…. after meeting in closed session to discuss personnel, the council returned to regular session with a vote to terminate an unnamed “delinquent” employee.
During Thursday night’s regular meeting, the council in other action ….
…. approved April’s minutes, departmental reports, check register for bills already paid and water and sewer adjustments.
…. briefly discussed synchronizing and sequestering the city’s water well system to assure clean water.
…. after sometimes having tense exchanges and playing the blame game in the work session among City Clerk Vernice Thompson, Public Works Supervisor Conrad Swain and Stone over who was supposed to keep up with the time and hours that detainees from Bacon County Probation Detention Center actually work, exchanges that prompted Bloodworth to remark about the “attitudes in the room,” and then a milder discussion in the regular meeting, agreed to renew the contract with the Detention Center at $49,318, a substantial increase over 2019’s rate of $39,500.
…. after a request by Fire Chief Charles Wasdin, agreed unanimously to fund a $3,000 project to replace aging, damaged asphalt with concrete at the Hazlehurst-Jeff Davis County Fire-Rescue Department. The council also passed a motion for Wasdin to replace all existing older lightbulbs at the station with LED bulbs.

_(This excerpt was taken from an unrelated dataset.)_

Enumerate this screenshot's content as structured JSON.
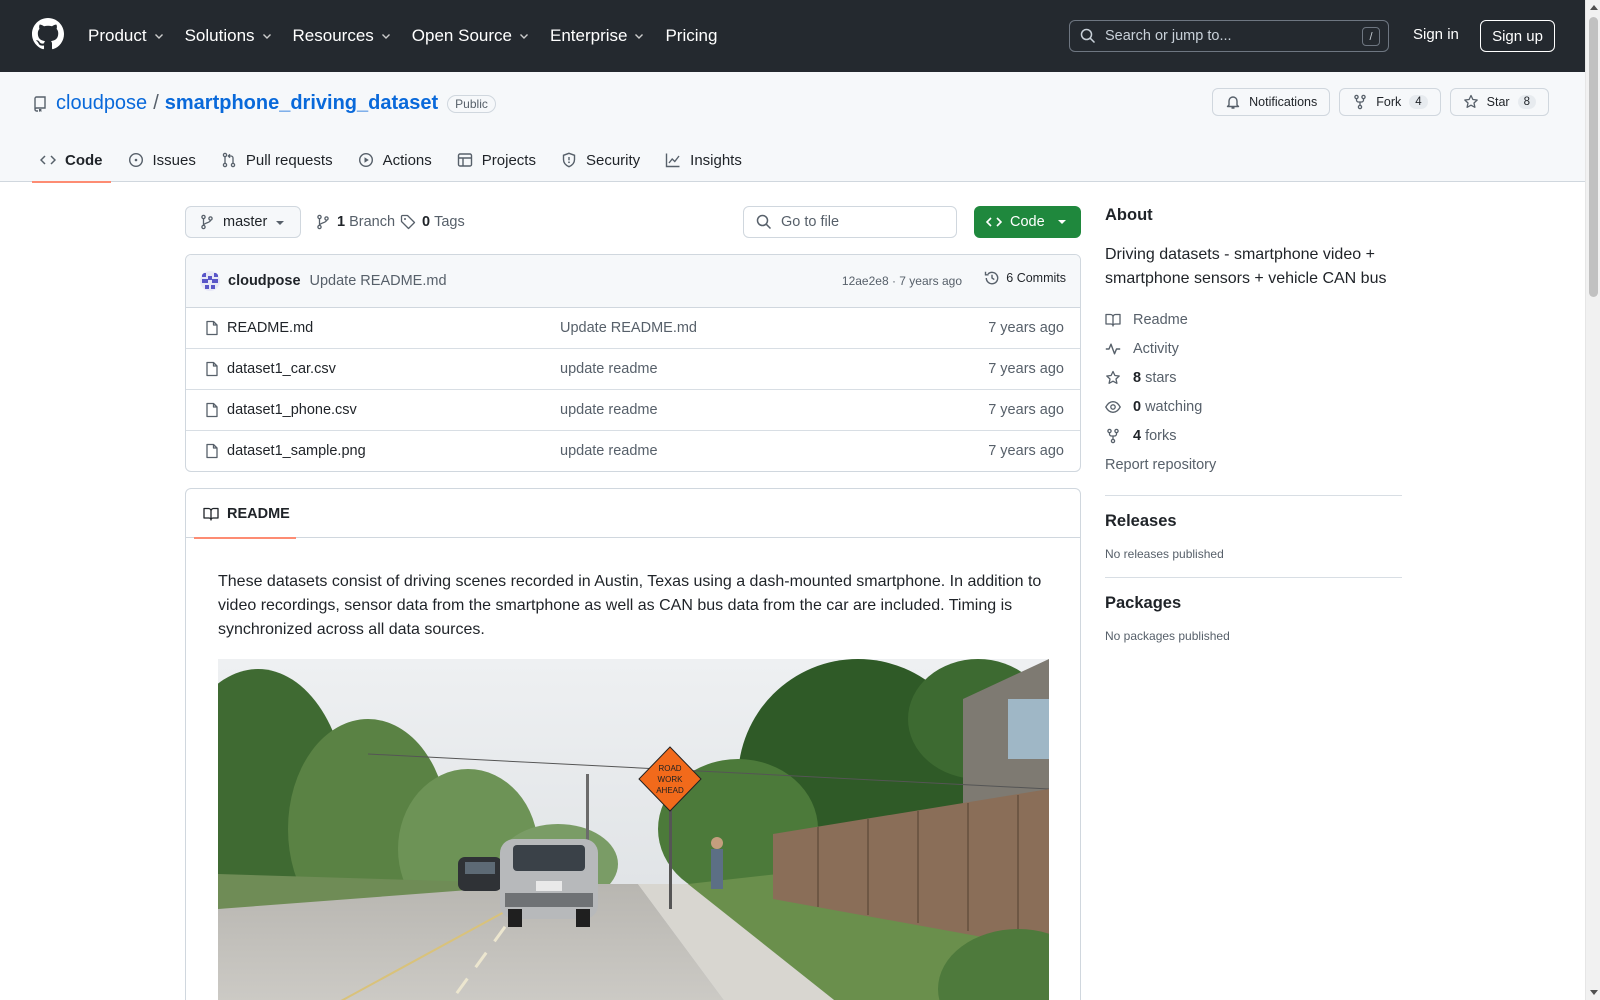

…. In the Mayor and Councilmen’s Comments, approved the slate of officers for the Georgia Municipal Association’s District 9, the district in which Hazlehurst is a member.